Art students from BHU are on a mission to convert filthy places into art works
Swati Chandra | May 18, 2015 | New Delhi
Nature and its elements have taken the place where there was once filth and heaps of garbage.
Initiating the concept of public art in the holy town of Varanasi, visual arts students from Banaras Hindu University (BHU) led by their professor Suresh K Nair have painted beautiful wall murals on shabby walls across the temple town.
“Public art is permanent and accessible to everyone. People who pass by will see it. It’s a direct mode of conversation between artists and the people. We are using this to create awareness towards environment and cleanliness,” says Nair.
“We have named it the ‘Earth project’. Unlike conventional murals depicting mythological tales and legends, these under the ‘Earth Project’ have a symbolic resemblance to nature and its elements.”
The group started from a private school adjacent to the university campus. A portion of the school ground was muddy and had become a garbage dump. The school administration got in touch with Nair and his team, and they decided to transform the area.
The artists decided to erect a wall and paint murals representing five elements of nature. Symbols like fish, birds, human body and mirror to make it visually appealing and add a sense of playfulness. The green coloured 20 ft x 40 ft wall mural is the first ecology-based work in the country.
The idea behind this was to impart basic awareness and knowledge about nature and increase sensibility towards it among the school students. From then onwards, the team is working towards identifying and transforming filthy serpentine lanes and roads in the old city areas.
“We are trying to involve locals into this work. If they will participate, they will have a sense of ownership and it will be easier to convince others as well,” Nair informed. Communities, organisations, residents of several colonies have in fact identified their own places and approached the team to prepare wall murals.
Apart from painting, the team is making sure that the area remains clean and keeping dust bins and billboards to maintain the place and art works.

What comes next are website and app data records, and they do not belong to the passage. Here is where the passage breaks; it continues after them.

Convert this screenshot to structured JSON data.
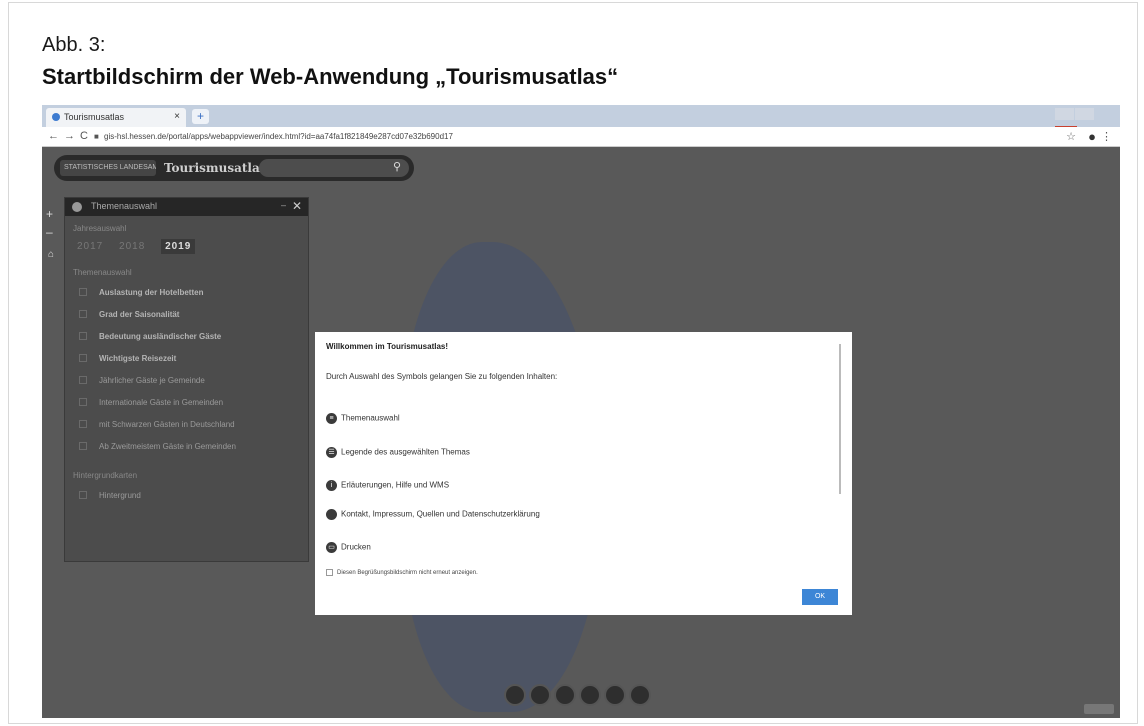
{
  "figure": {
    "label": "Abb. 3:",
    "title": "Startbildschirm der Web-Anwendung „Tourismusatlas“"
  },
  "browser": {
    "tab_title": "Tourismusatlas",
    "tab_close": "×",
    "new_tab": "+",
    "url": "gis-hsl.hessen.de/portal/apps/webappviewer/index.html?id=aa74fa1f821849e287cd07e32b690d17"
  },
  "app": {
    "logo_text": "STATISTISCHES LANDESAMT",
    "title": "Tourismusatlas"
  },
  "panel": {
    "header": "Themenauswahl",
    "year_label": "Jahresauswahl",
    "years": [
      "2017",
      "2018",
      "2019"
    ],
    "selected_year": "2019",
    "theme_label": "Themenauswahl",
    "themes": [
      {
        "label": "Auslastung der Hotelbetten",
        "bold": true
      },
      {
        "label": "Grad der Saisonalität",
        "bold": true
      },
      {
        "label": "Bedeutung ausländischer Gäste",
        "bold": true
      },
      {
        "label": "Wichtigste Reisezeit",
        "bold": true
      },
      {
        "label": "Jährlicher Gäste je Gemeinde",
        "bold": false
      },
      {
        "label": "Internationale Gäste in Gemeinden",
        "bold": false
      },
      {
        "label": "mit Schwarzen Gästen in Deutschland",
        "bold": false
      },
      {
        "label": "Ab Zweitmeistem Gäste in Gemeinden",
        "bold": false
      }
    ],
    "background_label": "Hintergrundkarten",
    "background_item": "Hintergrund"
  },
  "dialog": {
    "title": "Willkommen im Tourismusatlas!",
    "intro": "Durch Auswahl des Symbols gelangen Sie zu folgenden Inhalten:",
    "items": [
      {
        "label": "Themenauswahl",
        "icon": "layers-icon"
      },
      {
        "label": "Legende des ausgewählten Themas",
        "icon": "legend-icon"
      },
      {
        "label": "Erläuterungen, Hilfe und WMS",
        "icon": "info-icon"
      },
      {
        "label": "Kontakt, Impressum, Quellen und Datenschutzerklärung",
        "icon": "contact-icon"
      },
      {
        "label": "Drucken",
        "icon": "print-icon"
      }
    ],
    "checkbox_label": "Diesen Begrüßungsbildschirm nicht erneut anzeigen.",
    "ok_label": "OK"
  },
  "colors": {
    "accent": "#3d86d6",
    "map_bg": "#595959",
    "panel_bg": "#4c4c4c"
  }
}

These artist’s have not confined their works to Varanasi only. The team has made a similar wall mural at a government primary school premises in Puducherry. Another mural depicting the story of partition has been erected near Wagah Border.
Television news these days has a loose relationship with truth, says senior journalist, columnist and author Vir Sanghvi, adding that it is not telling the truth and polarising opinions. In a live webcast with Kailashnath Adhikari, MD, Governance Now, during the Visionary Talk series held by
Dust and Smoke: Air Pollution and Colonial Urbanism: India, c. 1860-1940 By Awadhendra Sharan Orient BlackSwan, xxiv+320 pages, Rs 795 Air pollu
India has been witnessing a sluggish demand growth for power amidst COVID-19. It has affected both thermal as well as renewable energy (RE) sector. While thermal sector (coal) plant load factor (PLF) is coming down continuously amidst no new generation building up, renewable energy held its ground through
Maharashtra Veej Grahak Sanghatana, a state-level coordination committee of industrial associations and power consumers, has approached the state government for urgent intervention on key concerns after Maharashtra Electricity Regulatory Commission on December 9 published the draft of the MERC (Electricity
Maharashtra chief minister Uddhav Thackeray has launched the largest tunnel boring machine (TBM) for the Mumbai Coastal Road project at Priyadarshini Park, in Malabar Hill area of South Mumbai. Called Mavala, the TBM having the largest diameter and the first of its size to be used in the cou
Antony Waste Handling Cell (AWHC) has been offering its services in handling municipal solid waste (MSW) across India for the past 19 years. When AWHC made its initial public offer (IPO) during December 21-23, it was subscribed 15 times. Why the sudden interest in this IPO? Did the market rightly and exped